Exercise description: Report all lines below with the word "image".
===== Records supplied =====
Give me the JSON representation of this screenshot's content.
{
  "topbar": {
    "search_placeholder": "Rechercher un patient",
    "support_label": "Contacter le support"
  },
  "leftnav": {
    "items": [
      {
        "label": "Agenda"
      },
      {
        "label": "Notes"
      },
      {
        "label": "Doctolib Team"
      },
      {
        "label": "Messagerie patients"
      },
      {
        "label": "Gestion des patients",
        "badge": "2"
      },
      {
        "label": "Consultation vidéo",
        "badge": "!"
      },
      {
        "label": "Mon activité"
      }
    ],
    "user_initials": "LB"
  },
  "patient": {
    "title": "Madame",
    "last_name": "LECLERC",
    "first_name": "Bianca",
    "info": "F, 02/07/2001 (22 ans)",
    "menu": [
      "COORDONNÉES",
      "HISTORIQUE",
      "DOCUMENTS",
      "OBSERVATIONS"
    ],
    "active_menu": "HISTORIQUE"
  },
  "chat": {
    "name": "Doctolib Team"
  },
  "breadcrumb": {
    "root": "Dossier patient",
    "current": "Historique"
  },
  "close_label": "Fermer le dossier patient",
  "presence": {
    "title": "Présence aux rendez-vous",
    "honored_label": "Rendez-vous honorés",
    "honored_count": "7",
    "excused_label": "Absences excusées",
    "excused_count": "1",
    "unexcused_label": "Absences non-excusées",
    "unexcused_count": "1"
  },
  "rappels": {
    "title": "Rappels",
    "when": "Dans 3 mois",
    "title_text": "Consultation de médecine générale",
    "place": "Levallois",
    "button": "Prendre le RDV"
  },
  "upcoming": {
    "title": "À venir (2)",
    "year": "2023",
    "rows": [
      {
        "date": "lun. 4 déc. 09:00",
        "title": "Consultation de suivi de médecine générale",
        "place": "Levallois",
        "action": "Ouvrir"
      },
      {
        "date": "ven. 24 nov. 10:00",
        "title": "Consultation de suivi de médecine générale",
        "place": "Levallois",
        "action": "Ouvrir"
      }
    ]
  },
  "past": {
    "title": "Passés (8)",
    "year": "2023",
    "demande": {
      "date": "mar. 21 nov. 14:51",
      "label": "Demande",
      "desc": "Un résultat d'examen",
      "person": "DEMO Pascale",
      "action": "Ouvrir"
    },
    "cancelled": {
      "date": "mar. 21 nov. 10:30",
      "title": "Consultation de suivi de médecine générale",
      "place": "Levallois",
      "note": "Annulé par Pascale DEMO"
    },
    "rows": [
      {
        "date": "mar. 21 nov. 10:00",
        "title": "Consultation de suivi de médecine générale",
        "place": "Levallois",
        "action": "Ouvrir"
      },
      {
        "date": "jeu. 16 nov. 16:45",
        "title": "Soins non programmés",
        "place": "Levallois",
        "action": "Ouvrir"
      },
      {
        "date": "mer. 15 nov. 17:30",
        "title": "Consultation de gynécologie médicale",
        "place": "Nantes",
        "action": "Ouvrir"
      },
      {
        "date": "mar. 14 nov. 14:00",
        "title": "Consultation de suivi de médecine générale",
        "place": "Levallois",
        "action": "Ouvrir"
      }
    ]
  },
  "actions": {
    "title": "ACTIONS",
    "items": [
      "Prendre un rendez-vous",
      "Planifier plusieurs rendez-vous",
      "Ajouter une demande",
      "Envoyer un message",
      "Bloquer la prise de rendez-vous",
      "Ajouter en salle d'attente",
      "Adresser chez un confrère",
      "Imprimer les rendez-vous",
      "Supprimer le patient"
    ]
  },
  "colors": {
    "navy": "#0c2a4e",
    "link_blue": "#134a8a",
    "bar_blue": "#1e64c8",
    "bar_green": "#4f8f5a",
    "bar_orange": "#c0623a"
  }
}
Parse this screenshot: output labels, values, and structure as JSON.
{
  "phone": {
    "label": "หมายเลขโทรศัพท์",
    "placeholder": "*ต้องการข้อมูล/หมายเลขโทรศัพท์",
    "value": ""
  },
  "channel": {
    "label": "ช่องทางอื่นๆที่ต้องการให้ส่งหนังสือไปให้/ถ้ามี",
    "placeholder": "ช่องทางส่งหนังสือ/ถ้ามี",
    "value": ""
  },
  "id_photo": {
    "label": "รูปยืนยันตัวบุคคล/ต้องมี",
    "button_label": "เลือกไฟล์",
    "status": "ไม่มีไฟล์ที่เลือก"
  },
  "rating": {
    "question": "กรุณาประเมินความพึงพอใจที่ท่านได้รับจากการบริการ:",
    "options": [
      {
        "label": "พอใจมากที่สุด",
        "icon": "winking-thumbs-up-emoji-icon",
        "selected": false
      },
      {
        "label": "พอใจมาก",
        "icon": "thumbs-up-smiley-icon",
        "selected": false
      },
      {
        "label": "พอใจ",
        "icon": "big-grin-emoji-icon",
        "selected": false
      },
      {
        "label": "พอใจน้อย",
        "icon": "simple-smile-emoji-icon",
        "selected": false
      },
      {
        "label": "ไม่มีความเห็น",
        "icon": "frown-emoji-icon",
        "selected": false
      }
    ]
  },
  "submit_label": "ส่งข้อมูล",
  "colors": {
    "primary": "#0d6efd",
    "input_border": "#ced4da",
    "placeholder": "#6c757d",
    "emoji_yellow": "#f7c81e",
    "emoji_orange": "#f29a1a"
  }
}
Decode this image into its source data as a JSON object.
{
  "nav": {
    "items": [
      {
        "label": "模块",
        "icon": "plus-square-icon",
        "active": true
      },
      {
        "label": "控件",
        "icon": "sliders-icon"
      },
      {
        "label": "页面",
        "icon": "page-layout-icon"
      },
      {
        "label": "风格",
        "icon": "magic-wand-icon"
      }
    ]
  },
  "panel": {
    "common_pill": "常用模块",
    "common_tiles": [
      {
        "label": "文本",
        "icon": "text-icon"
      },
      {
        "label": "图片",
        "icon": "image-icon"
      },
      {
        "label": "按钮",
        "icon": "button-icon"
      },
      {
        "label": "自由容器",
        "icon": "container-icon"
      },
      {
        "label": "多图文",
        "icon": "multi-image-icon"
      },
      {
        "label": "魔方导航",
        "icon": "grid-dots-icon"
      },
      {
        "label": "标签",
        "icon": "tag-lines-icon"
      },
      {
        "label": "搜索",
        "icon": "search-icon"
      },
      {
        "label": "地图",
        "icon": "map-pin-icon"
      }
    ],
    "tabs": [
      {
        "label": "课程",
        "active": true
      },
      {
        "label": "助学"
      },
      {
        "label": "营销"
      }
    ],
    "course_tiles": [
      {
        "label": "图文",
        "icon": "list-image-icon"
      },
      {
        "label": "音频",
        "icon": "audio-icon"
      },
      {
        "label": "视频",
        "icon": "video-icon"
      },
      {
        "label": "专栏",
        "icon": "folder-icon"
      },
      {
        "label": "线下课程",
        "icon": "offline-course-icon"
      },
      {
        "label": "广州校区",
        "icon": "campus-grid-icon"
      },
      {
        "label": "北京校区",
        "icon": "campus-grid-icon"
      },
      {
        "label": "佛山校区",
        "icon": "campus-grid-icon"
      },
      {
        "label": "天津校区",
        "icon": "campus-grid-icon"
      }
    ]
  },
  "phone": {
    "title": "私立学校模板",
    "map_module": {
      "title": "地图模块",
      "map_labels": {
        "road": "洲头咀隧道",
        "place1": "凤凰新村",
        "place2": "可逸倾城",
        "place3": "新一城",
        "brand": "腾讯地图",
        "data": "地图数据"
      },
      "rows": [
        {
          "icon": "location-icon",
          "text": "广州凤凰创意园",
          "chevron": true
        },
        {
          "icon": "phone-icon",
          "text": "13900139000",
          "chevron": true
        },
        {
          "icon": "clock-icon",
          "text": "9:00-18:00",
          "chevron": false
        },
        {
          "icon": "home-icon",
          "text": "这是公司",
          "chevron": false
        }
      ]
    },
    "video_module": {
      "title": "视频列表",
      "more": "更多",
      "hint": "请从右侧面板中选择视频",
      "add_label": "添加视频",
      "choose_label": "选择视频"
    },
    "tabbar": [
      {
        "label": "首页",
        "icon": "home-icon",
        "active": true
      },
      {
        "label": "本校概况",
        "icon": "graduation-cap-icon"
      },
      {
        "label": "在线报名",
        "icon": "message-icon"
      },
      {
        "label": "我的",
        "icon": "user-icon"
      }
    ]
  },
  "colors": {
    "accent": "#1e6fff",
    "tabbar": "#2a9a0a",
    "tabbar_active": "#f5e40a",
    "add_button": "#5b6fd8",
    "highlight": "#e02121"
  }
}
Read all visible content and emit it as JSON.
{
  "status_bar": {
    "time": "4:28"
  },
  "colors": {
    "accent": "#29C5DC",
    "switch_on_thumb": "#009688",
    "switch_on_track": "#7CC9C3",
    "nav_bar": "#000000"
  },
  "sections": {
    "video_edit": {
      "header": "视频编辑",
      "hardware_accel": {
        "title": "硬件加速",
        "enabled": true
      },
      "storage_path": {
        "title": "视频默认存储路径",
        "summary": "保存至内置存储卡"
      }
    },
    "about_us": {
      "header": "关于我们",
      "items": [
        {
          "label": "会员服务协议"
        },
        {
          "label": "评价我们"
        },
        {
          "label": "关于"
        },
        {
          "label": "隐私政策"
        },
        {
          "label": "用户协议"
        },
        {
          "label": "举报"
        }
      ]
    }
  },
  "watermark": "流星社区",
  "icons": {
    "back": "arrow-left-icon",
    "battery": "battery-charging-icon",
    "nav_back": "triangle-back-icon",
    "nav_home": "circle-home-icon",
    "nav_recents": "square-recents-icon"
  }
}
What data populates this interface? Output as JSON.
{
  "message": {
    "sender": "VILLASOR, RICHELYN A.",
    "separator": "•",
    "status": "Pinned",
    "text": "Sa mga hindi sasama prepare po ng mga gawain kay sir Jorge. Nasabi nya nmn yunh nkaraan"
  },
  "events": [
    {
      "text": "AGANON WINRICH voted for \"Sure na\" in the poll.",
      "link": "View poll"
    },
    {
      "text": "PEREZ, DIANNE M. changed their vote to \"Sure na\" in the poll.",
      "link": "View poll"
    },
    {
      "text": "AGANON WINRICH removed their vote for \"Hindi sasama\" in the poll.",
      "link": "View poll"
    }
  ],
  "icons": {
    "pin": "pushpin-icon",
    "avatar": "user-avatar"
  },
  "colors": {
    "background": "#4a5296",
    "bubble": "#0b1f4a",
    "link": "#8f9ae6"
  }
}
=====
Result of the task:
Decode this image into its source data as a JSON object.
        "icon": "image-icon"
        "icon": "multi-image-icon"
        "icon": "list-image-icon"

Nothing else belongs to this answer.